Top AI tools legal firms can employ within their business

The legal sector might be relatively new to AI, but that does not mean there aren’t already a plethora of helpful solutions on the market that can aid legal professionals and streamline business practices.

Summarisation

Without a doubt, the process of researching past cases and legal documents for guidance represents one of the biggest drains on a legal professionals’ precious time. AI solutions can be used in this instance to summarise key points found in large bodies of legal text; researchers can then read the summaries of these documents to determine whether they are useful and if they warrant further research. 

Human feedback plays a central role here to ensure that the toolset delivers the highest quality results. For instance, should the AI miss any key points, human experts would be able to highlight them and teach the AI what kind of information it should be prioritising. Over time – thanks to ML capabilities – the AI would then be able to determine the key points to summarise based on the document’s category. For instance, if a researcher comes across a sales contract, it might offer a short summary of payment terms.

Review

In a similar vein, when it comes to determining legal precedents and preparing for upcoming cases, lawyers also endure the laborious responsibility of classifying documents and locating comparable cases. Thankfully, this routine task can now largely be delegated to AI.

Utilising previously classified documents, researchers can provide new data to the AI and have it return documents of a similar nature. Uploaded documents are also automatically categorised, making them significantly easier to locate in the future. 

For example, a lawyer drafting an employment contract might want to seek direction from past cases. The AI can pull up the most similar employee contracts from the digital library for comparison to help draft this document. What’s more, when presenting similar cases, the AI will also highlight differences between the documents to ensure that all of the necessary content is included.
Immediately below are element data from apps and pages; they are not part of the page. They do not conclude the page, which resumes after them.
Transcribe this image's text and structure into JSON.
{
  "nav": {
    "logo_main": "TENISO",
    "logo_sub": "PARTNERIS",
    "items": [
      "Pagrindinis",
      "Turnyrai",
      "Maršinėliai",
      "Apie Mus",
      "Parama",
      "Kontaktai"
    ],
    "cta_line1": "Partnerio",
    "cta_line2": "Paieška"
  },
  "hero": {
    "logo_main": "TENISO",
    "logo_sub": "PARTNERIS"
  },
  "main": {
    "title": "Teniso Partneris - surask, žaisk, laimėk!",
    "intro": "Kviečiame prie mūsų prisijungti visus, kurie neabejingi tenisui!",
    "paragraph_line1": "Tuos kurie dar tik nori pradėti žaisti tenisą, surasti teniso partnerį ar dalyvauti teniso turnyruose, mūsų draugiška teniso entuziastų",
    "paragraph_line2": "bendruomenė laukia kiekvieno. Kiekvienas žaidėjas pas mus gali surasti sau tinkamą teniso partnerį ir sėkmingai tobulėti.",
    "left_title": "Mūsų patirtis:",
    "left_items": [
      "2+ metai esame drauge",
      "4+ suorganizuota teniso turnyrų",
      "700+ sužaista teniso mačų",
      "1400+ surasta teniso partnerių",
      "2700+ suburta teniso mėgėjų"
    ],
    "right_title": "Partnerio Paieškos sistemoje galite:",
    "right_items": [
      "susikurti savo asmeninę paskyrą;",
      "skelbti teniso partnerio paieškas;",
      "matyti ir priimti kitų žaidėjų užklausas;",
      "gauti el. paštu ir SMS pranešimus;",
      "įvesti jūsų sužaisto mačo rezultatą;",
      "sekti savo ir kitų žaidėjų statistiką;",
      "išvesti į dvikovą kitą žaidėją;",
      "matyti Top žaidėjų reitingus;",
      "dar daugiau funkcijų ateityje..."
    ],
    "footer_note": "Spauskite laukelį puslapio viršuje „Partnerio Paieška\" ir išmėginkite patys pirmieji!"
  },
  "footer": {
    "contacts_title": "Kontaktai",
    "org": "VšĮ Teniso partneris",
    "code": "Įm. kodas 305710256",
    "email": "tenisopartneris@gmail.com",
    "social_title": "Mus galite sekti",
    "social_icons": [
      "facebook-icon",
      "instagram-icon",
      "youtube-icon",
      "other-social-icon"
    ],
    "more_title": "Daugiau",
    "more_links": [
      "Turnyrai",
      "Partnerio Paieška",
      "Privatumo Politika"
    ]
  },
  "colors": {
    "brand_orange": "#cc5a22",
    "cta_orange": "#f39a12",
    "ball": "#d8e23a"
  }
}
Advisory

AI tools are also on hand to offer risk analysis. Though its predictive capabilities, AI-fuelled software solutions can recognise patterns across previous cases and collate insights before producing a risk analysis for potential future cases.

An analysis can indicate the probability of a case being successful, and even provide justified reasons for its anticipated unsuccessful outcome. As part of this, the AI will predict likely future arguments and decisions that a case could incur; these are largely based on a case’s individual circumstances, and how cases with similar circumstances performed in the past.

What this means is that AI can predict when cases might be dismissed (such as when a lack of evidence or the prior history of the defendant are liable to inhibit a successful outcome), saving both the lawyer and client unnecessary time and costs.

Embracing the full potential of AI

Although still in the initial stages of wider adoption, forward-thinking organisations have already demonstrated the advantages that AI can bring. And based on the examples listed above, it is clear in my eyes that AI has the potential to radically transform the legal sector as a whole. To get to this stage, however, what we need to do is spread awareness and demonstrate in practical terms how legal firms are geared to benefit from AI.

Those working in the legal services are encouraged not to view AI as a threat to their business, or something out of reach, but instead as a valuable supplement that is both accessible and affordable. To learn more about the tailored AI solutions available to your organisation, be sure to get in touch with Fountech to receive a personal copy of our legal white paper.

Nikolas Kairinos is the CEO and Founder, Fountech.ai